One of the big complaints about our government is that it is run by the bureaucrats, which both is and isn’t true. The true part is that without a power and research base of their own, the MLAs are stuck with what the bureaucrats tell them. The Premier can and does appoint the Deputy Heads of the departments and agencies, and so can control things quite a lot if they are of mind to and know where to find like-minded candidates to appoint. But that effectively means a party organization of sorts without that party being visible and accountable. (And even worse, really hard to get rid of once in place.)

It also means a strong inertial preference for the status quo. Getting a majority of individual MLAs to back anything risky, with the bureaucracy being risk-adverse by design, and far more knowledgable of government functions than the elected members, who don’t have a party apparatus and historical operatives to fall back on for alternate takes (or at least not an official one), and nobody committed to such changes since each elected member goes it alone in the elections for just their own riding, meaning there are few if any shared ideals or visions for what the government is supposed to do with their mandate.

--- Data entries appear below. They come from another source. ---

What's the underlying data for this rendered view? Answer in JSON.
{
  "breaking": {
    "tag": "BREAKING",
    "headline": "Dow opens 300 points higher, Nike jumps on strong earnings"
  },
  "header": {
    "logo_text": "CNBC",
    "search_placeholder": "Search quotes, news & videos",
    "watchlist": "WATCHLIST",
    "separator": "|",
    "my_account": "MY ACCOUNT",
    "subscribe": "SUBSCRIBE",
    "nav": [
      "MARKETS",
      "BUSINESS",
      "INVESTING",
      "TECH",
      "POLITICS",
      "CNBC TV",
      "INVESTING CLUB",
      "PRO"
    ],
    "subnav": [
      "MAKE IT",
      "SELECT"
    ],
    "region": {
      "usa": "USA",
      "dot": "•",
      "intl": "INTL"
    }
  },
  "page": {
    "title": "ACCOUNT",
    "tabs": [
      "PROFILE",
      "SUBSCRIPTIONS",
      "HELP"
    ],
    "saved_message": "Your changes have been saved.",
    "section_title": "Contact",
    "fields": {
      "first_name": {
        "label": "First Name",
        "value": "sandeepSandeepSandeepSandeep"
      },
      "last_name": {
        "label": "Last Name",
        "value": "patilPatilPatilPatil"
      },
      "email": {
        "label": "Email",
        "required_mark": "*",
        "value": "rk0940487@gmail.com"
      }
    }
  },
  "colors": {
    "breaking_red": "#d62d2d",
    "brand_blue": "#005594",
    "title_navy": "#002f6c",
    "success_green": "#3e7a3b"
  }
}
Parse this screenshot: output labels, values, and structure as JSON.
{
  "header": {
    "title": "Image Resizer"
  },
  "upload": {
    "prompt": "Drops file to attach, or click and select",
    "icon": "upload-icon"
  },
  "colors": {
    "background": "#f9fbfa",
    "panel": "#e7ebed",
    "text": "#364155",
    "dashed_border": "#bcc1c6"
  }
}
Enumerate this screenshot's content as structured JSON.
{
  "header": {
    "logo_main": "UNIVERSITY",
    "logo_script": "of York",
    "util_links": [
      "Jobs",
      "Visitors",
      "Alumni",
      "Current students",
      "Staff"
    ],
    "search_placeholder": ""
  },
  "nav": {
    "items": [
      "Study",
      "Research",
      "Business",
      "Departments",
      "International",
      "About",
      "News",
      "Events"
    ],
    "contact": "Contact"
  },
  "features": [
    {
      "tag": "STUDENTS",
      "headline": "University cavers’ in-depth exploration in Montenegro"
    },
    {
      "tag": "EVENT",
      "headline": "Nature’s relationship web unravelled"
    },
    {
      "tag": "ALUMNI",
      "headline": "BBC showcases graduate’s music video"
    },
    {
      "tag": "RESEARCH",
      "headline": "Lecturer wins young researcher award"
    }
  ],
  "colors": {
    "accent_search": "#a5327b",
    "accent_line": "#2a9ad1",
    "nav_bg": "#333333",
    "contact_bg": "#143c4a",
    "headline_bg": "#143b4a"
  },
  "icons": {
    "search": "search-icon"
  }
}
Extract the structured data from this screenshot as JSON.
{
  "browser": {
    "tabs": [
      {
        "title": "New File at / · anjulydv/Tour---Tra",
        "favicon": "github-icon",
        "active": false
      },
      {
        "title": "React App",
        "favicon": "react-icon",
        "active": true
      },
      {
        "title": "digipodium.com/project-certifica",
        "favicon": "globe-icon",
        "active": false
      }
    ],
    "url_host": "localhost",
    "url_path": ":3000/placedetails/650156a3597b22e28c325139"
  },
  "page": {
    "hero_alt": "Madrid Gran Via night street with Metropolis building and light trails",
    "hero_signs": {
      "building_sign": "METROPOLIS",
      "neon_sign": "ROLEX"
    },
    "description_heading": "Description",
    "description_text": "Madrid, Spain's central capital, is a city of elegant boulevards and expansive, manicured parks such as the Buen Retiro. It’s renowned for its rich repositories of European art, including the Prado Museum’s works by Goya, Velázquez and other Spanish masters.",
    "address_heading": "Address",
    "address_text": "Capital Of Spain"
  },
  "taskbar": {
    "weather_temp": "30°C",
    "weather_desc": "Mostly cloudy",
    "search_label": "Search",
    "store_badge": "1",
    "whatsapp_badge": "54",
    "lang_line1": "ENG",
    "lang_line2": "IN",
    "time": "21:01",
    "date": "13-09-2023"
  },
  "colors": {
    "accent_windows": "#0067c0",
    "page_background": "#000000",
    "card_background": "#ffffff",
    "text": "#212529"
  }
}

It isn’t dysfunctional, but it also doesn’t accomplish much. And how do you hold your MLA accountable for what the government does if you aren’t really sure how much of the government’s agenda they actually agreed with? How often do you look up how your MP or MLA voted on specific bills? Or ask them for reasons on why they did or did not support such bills? And how sure can you be that the person you replace them with will be any better? Elect an individual, and you have to pay far more attention to the goings on of the legislature, and if that individual gets into cabinet, they are required to vote with the government anyways, or resign their position, so how do you separate what they voted on because they agreed with it to what they voted on because they thought it was more important to stay in their position and get something else passed than resign? Parties give us an effective shorthand for most of these questions, even if not 100% accurate.

Long-winded way to say that I really doubt parties are going anywhere. There is a reason they have developed everywhere there is a democratic form of government. Voting reform I can get behind. Getting rid of parties is simply not going to happen.

Owen Gray said...

You have an interesting persepctive -- and experience -- on this issue, BJ. The problem is that political parties -- like most organizations -- evolve into top down institutions. They are only renewed by suffering a devastating defeat. It would be nice if they could develop mechanisms which allow new ideas and people to bubble up from the bottom.